It didn't take long for Theresa May to herald the Conservatives' Copeland by-election victory at PMQs (and one couldn't blame her). But Jeremy Corbyn swiftly brought her down to earth. The Labour leader denounced the government for "sneaking out" its decision to overrule a court judgement calling for Personal Independence Payments (PIPs) to be extended to those with severe mental health problems.

Rather than merely expressing his own outrage, Corbyn drew on that of others. He smartly quoted Tory backbencher Heidi Allen, one of the tax credit rebels, who has called on May to "think agan" and "honour" the court's rulings. The Prime Minister protested that the government was merely returning PIPs to their "original intention" and was already spending more than ever on those with mental health conditions. But Corbyn had more ammunition, denouncing Conservative policy chair George Freeman for his suggestion that those "taking pills" for anxiety aren't "really disabled". After May branded Labour "the nasty party" in her conference speech, Corbyn suggested that the Tories were once again worthy of her epithet.

May emphasised that Freeman had apologised and, as so often, warned that the "extra support" promised by Labour would be impossible without the "strong economy" guaranteed by the Conservatives. "The one thing we know about Labour is that they would bankrupt Britain," she declared. Unlike on previous occasions, Corbyn had a ready riposte, reminding the Tories that they had increased the national debt by more than every previous Labour government.
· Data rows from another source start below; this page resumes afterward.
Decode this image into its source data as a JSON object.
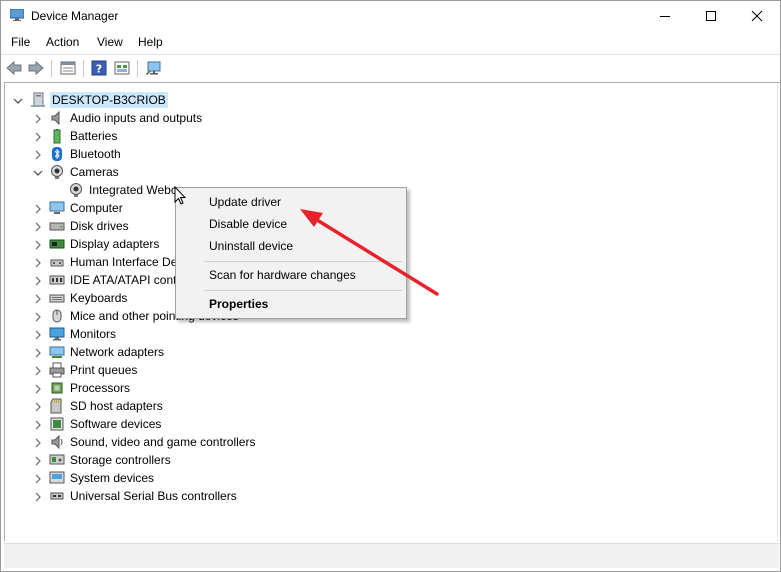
{
  "window": {
    "title": "Device Manager",
    "controls": [
      "minimize",
      "maximize",
      "close"
    ]
  },
  "menu": [
    "File",
    "Action",
    "View",
    "Help"
  ],
  "toolbar": {
    "icons": [
      "back-arrow-icon",
      "forward-arrow-icon",
      "properties-grid-icon",
      "help-icon",
      "show-hidden-icon",
      "scan-monitor-icon"
    ]
  },
  "tree": {
    "root": "DESKTOP-B3CRIOB",
    "categories": [
      {
        "label": "Audio inputs and outputs",
        "icon": "speaker-icon",
        "expanded": false
      },
      {
        "label": "Batteries",
        "icon": "battery-icon",
        "expanded": false
      },
      {
        "label": "Bluetooth",
        "icon": "bluetooth-icon",
        "expanded": false
      },
      {
        "label": "Cameras",
        "icon": "camera-icon",
        "expanded": true
      },
      {
        "label": "Computer",
        "icon": "computer-icon",
        "expanded": false
      },
      {
        "label": "Disk drives",
        "icon": "disk-icon",
        "expanded": false
      },
      {
        "label": "Display adapters",
        "icon": "display-adapter-icon",
        "expanded": false
      },
      {
        "label": "Human Interface Devices",
        "icon": "hid-icon",
        "expanded": false
      },
      {
        "label": "IDE ATA/ATAPI controllers",
        "icon": "ide-controller-icon",
        "expanded": false
      },
      {
        "label": "Keyboards",
        "icon": "keyboard-icon",
        "expanded": false
      },
      {
        "label": "Mice and other pointing devices",
        "icon": "mouse-icon",
        "expanded": false
      },
      {
        "label": "Monitors",
        "icon": "monitor-icon",
        "expanded": false
      },
      {
        "label": "Network adapters",
        "icon": "network-icon",
        "expanded": false
      },
      {
        "label": "Print queues",
        "icon": "printer-icon",
        "expanded": false
      },
      {
        "label": "Processors",
        "icon": "processor-icon",
        "expanded": false
      },
      {
        "label": "SD host adapters",
        "icon": "sd-card-icon",
        "expanded": false
      },
      {
        "label": "Software devices",
        "icon": "software-device-icon",
        "expanded": false
      },
      {
        "label": "Sound, video and game controllers",
        "icon": "sound-icon",
        "expanded": false
      },
      {
        "label": "Storage controllers",
        "icon": "storage-icon",
        "expanded": false
      },
      {
        "label": "System devices",
        "icon": "system-device-icon",
        "expanded": false
      },
      {
        "label": "Universal Serial Bus controllers",
        "icon": "usb-icon",
        "expanded": false
      }
    ],
    "camera_child": "Integrated Webcam"
  },
  "context_menu": {
    "items": [
      "Update driver",
      "Disable device",
      "Uninstall device",
      "Scan for hardware changes",
      "Properties"
    ],
    "bold_item": "Properties"
  },
  "colors": {
    "selection": "#cce8ff",
    "arrow": "#e8222a",
    "menu_bg": "#f2f2f2"
  }
}
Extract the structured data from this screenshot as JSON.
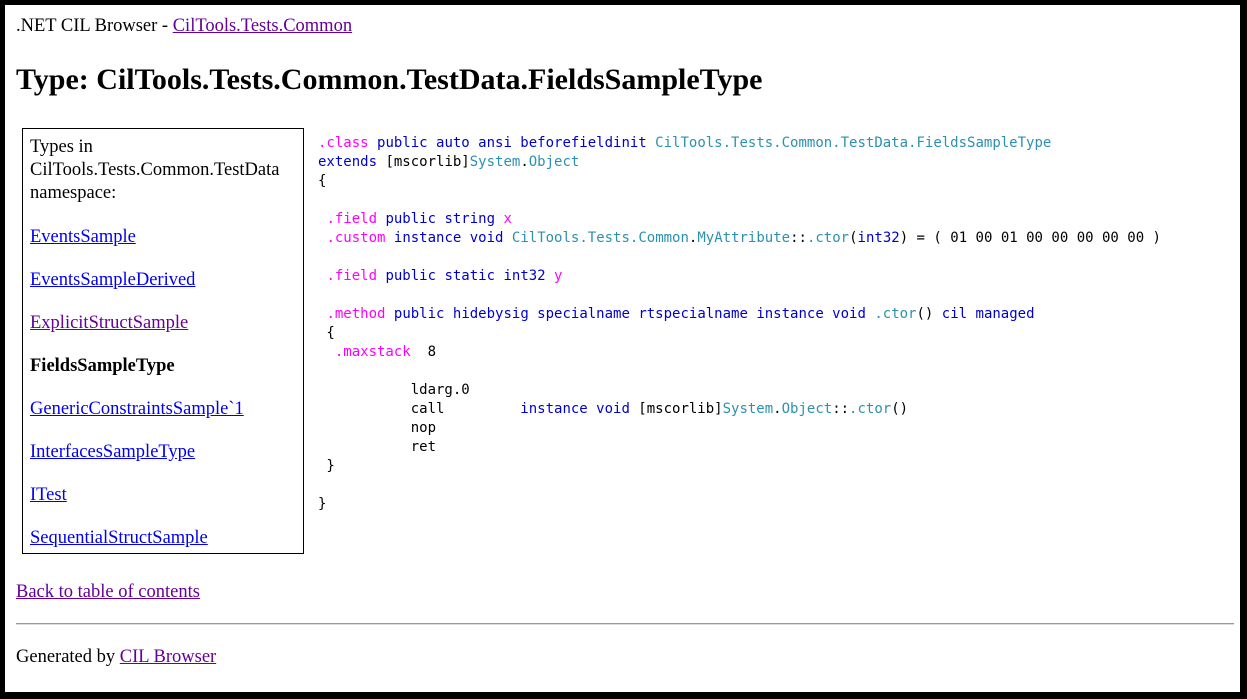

But May saved her jibe of choice for the end, recalling shadow cabinet minister Cat Smith's assertion that the Copeland result was an "incredible achivement" for her party. "I think that word actually sums up the Right Honourable Gentleman's leadership. In-cred-ible," May concluded, with a rather surreal Thatcher-esque flourish.

Yet many economists and EU experts say the same of her Brexit plan. Having repeatedly hailed the UK's "strong economy" (which has so far proved resilient), May had better hope that single market withdrawal does not wreck it. But on Brexit, as on disability benefits, it is Conservative rebels, not Corbyn, who will determine her fate.

George Eaton is political editor of the New Statesman.